The tanker Davide B sailing under a Maltese flag and chartered by a Dutch company has been attacked off the coast of Benin in West Africa by pirates and fifteen crew members were kidnapped. The company De Poli Tankers in Barendrecht announced this on Friday 12 March.
Six crew members are still on board and are said to be doing well. The Davide B had 21 people on board from the Ukraine, Romania and the Philippines.
The search for the fifteen abducted crew members is ongoing. It is feared that they have been taken to the West African coast and are being held until a ransom is paid.
More kidnappings and violence in Gulf of Guinea
The tanker was attacked on the high seas about 390 kilometres (about 210 nautical miles) south of the African port of Cotonou. This makes it the furthest recorded kidnapping incident to date.
In the waters called the Gulf of Guinea, the new piracy hotspot, robberies or hijackings are being reported with increasing frequency. Globally, 135 crew were kidnapped from their vessels in 2020, with the Gulf of Guinea accounting for over 95 per cent of crew numbers kidnapped.
In addition, incidents in the Gulf of Guinea are particularly dangerous as over eighty per cent of attackers were armed with guns. The rise in kidnapping incidents further away from shorelines demonstrates the increasing capabilities of pirates in the Gulf of Guinea. This also makes it more difficult to address the problem as the area to be patrolled, by naval or coast guard vessels for example, becomes much larger.
The head of the UN’s International Maritime Organisation (IMO), Kitack Lim, complained only last month that piracy calls for a better approach and more international cooperation.
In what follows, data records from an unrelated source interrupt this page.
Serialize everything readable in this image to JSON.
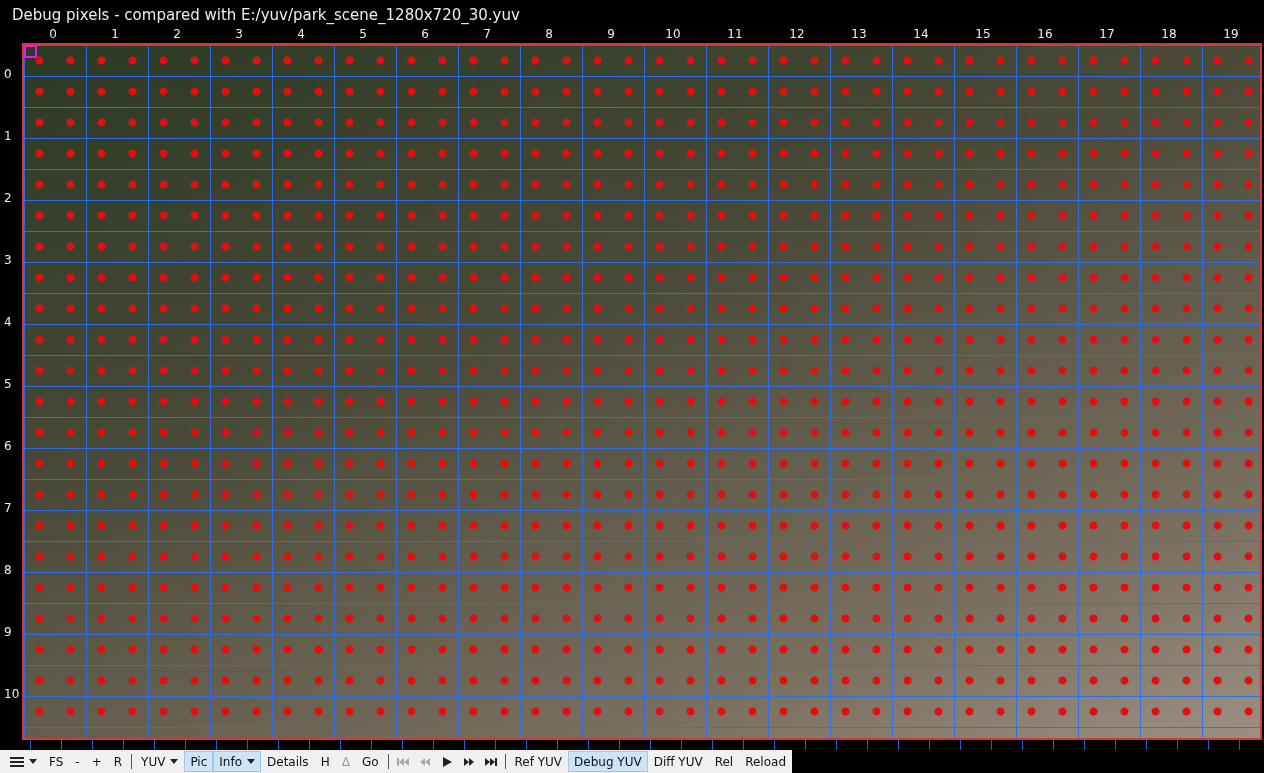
{
  "window": {
    "title": "Debug pixels - compared with E:/yuv/park_scene_1280x720_30.yuv"
  },
  "columns": [
    "0",
    "1",
    "2",
    "3",
    "4",
    "5",
    "6",
    "7",
    "8",
    "9",
    "10",
    "11",
    "12",
    "13",
    "14",
    "15",
    "16",
    "17",
    "18",
    "19"
  ],
  "rows": [
    "0",
    "1",
    "2",
    "3",
    "4",
    "5",
    "6",
    "7",
    "8",
    "9",
    "10"
  ],
  "toolbar": [
    {
      "kind": "menu",
      "dropdown": true,
      "selected": false,
      "disabled": false
    },
    {
      "kind": "text",
      "label": "FS",
      "selected": false,
      "disabled": false
    },
    {
      "kind": "text",
      "label": "-",
      "selected": false,
      "disabled": false
    },
    {
      "kind": "text",
      "label": "+",
      "selected": false,
      "disabled": false
    },
    {
      "kind": "text",
      "label": "R",
      "selected": false,
      "disabled": false
    },
    {
      "kind": "separator"
    },
    {
      "kind": "text",
      "label": "YUV",
      "dropdown": true,
      "selected": false,
      "disabled": false
    },
    {
      "kind": "text",
      "label": "Pic",
      "selected": true,
      "disabled": false
    },
    {
      "kind": "text",
      "label": "Info",
      "dropdown": true,
      "selected": true,
      "disabled": false
    },
    {
      "kind": "text",
      "label": "Details",
      "selected": false,
      "disabled": false
    },
    {
      "kind": "text",
      "label": "H",
      "selected": false,
      "disabled": false
    },
    {
      "kind": "text",
      "label": "Δ",
      "selected": false,
      "disabled": true
    },
    {
      "kind": "text",
      "label": "Go",
      "selected": false,
      "disabled": false
    },
    {
      "kind": "separator"
    },
    {
      "kind": "skip-start",
      "selected": false,
      "disabled": true
    },
    {
      "kind": "step-back",
      "selected": false,
      "disabled": true
    },
    {
      "kind": "play",
      "selected": false,
      "disabled": false
    },
    {
      "kind": "step-forward",
      "selected": false,
      "disabled": false
    },
    {
      "kind": "skip-end",
      "selected": false,
      "disabled": false
    },
    {
      "kind": "separator"
    },
    {
      "kind": "text",
      "label": "Ref YUV",
      "selected": false,
      "disabled": false
    },
    {
      "kind": "text",
      "label": "Debug YUV",
      "selected": true,
      "disabled": false
    },
    {
      "kind": "text",
      "label": "Diff YUV",
      "selected": false,
      "disabled": false
    },
    {
      "kind": "text",
      "label": "Rel",
      "selected": false,
      "disabled": false
    },
    {
      "kind": "text",
      "label": "Reload",
      "selected": false,
      "disabled": false
    }
  ]
}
In January, for example, fifteen crew members of a container ship were kidnapped. One person was killed in the kidnapping and the abductees were only released after three weeks on payment of a ransom. They said they had been held in a forest and had received repeated death threats.
IMB issues warning
Following the attack on the Davide B, the ICC International Maritime Bureau (IMB), which keeps track of the piracy situation, is urging ships and crew transiting the Gulf of Guinea to remain alert and not let their guard down. IMB says this attack could signal a reignition of serious kidnapping incidents in the Gulf of Guinea after a period of relatively low activity during the last four weeks after much focus was centred on heightened kidnapping activity in the region.
‘There remains an urgent need to address this crime, which continues to have a direct impact on the safety and security of innocent seafarers. Flag states and seafarer nations are urged to voice their opinion and back the shipping industry in their continued efforts to muster an immediate and meaningful response to this criminal activity,’ IMB says.
IMB adds that crew have been kidnapped from all types of vessels, so all vessels in the area need to stay vigilant.
EU Coordinated Maritime Presences in Gulf of Guinea
In the meantime, the European Council adopted the Coordinated Maritime Presences tool in January. The tool is to increase the EU’s capacity to act as a reliable partner and maritime security provider in the Gulf of Guinea. One of the goals is combatting piracy in the area.
The new tool is a flexible instrument that allows EU member states present in areas of maritime interest to share awareness, analysis and information. At the same time, it ensures a permanent and visible European maritime presence. Coordination takes place on a voluntary basis, with naval and air assets remaining under the national chains of command.
Source (in part): ANP
Picture by De Poli Tankers.